What can countries and local governments learn from comparing approaches to climate impact?

March 03, 2024

Adaptation to climate impacts (flood, fire, heat, drought) is a global challenge. In contrast to “mitigation” (greenhouse gas reduction), adaptation is a quintessentially local challenge; floods or fires may cause disaster in one neighborhood but leave nearby neighborhoods relatively unscathed. Impacts of extreme events will depend on details of local demography, topography, economy, ecology and more.

The Intergovernmental Panel on Climate Change (IPCC) has identified “governance” as the core global wide “high level constraint” to adaptation. NAPA is the US co-sponsor of an Australia/China/US project to see what can be learned from comparing governance responses across countries. The project has engaged leading science, law, business and policy scholars and practitioners from all countries.

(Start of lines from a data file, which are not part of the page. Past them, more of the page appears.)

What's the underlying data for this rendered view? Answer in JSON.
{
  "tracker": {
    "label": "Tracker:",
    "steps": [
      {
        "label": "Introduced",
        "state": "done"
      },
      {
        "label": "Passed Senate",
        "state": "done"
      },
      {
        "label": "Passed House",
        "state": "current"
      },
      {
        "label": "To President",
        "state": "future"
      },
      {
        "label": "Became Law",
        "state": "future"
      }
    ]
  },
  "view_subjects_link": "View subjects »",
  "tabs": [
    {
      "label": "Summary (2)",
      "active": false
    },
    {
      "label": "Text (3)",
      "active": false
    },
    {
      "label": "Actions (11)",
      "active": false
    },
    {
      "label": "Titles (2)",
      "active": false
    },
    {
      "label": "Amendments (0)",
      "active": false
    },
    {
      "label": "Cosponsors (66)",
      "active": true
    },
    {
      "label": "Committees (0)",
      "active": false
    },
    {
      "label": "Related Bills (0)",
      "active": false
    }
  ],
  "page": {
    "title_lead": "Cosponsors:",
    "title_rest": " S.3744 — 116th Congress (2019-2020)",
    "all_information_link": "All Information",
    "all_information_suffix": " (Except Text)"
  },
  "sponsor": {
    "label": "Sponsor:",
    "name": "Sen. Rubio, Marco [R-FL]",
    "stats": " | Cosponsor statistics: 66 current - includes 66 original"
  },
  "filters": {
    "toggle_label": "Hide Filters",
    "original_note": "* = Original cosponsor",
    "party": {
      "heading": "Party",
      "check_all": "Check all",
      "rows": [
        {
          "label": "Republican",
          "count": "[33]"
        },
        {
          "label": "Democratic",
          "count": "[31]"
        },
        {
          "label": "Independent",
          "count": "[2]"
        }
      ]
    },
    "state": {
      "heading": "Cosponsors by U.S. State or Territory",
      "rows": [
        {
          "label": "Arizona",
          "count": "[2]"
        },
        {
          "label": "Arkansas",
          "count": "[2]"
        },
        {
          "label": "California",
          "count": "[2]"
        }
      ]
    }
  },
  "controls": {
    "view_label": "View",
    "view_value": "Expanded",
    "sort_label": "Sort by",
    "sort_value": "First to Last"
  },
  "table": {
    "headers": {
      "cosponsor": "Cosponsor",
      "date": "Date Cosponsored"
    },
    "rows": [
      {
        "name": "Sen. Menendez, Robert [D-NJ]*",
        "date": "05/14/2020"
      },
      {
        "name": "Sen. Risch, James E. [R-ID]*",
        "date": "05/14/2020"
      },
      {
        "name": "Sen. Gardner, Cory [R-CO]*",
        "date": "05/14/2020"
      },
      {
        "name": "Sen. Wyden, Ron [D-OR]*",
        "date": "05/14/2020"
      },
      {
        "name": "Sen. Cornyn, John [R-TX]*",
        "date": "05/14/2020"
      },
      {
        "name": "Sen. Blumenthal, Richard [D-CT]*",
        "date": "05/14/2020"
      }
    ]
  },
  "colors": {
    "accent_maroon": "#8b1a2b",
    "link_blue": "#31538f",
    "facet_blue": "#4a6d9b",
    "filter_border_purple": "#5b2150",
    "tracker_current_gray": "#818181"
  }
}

In September, the project convened a webinar to consider what may be learned from 2023 floods and fire disasters in locale--such as Vermont and Hawaii in the US--where governments had presumably been on notice and taken actions to prepare. The project's initial report, with next steps, shall be released shortly.

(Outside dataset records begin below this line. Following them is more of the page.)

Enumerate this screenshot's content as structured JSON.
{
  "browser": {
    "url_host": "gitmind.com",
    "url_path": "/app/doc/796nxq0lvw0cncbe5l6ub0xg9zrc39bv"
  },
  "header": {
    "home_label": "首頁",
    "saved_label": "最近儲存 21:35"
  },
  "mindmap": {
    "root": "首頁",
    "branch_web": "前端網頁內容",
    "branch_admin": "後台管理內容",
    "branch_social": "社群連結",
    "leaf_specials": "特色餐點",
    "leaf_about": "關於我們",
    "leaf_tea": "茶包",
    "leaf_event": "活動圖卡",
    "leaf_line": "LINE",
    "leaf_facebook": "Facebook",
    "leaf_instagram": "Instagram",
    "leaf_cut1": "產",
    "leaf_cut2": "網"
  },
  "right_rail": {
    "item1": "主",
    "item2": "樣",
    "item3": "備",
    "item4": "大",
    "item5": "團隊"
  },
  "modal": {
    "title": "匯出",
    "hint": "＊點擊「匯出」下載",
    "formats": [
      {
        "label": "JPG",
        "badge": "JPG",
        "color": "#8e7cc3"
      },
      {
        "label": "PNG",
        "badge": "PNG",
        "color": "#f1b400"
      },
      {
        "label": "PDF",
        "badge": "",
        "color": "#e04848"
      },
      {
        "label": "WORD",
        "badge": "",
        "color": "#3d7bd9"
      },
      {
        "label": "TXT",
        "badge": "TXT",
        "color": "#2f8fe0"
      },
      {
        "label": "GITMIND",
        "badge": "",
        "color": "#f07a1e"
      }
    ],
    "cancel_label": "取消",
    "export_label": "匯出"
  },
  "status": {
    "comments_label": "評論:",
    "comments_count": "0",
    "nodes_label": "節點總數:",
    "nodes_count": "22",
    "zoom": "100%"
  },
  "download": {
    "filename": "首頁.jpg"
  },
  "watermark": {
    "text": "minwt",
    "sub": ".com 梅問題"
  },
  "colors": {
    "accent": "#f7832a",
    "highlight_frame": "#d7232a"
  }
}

In February, Australia project members organized and conducted a “hands on” local (Shepparton Township, Victoria State) workshop, with participation by local officials, and citizen, agriculture and business representatives.

NAPA project members participated in the workshop by zoom. A video of the zoom is now available. Following introductory presentations by project member Michael Spencer, Australia climate scholar/ practitioner and an overview of ongoing local actions, NAPA International Panel co-chair Dan Guttman presented an overview of the comparative project, Intergovernmental Panel Co-chair Marc Pisano co-chair discussed the Panel’s ongoing California pilot project, and project member Deb Knopman shared her learning from years of US and global work, as senior US government environmental policy and science official, Vice President of the Rand Corporation for Environment, and director of the Luce and Asia Foundations.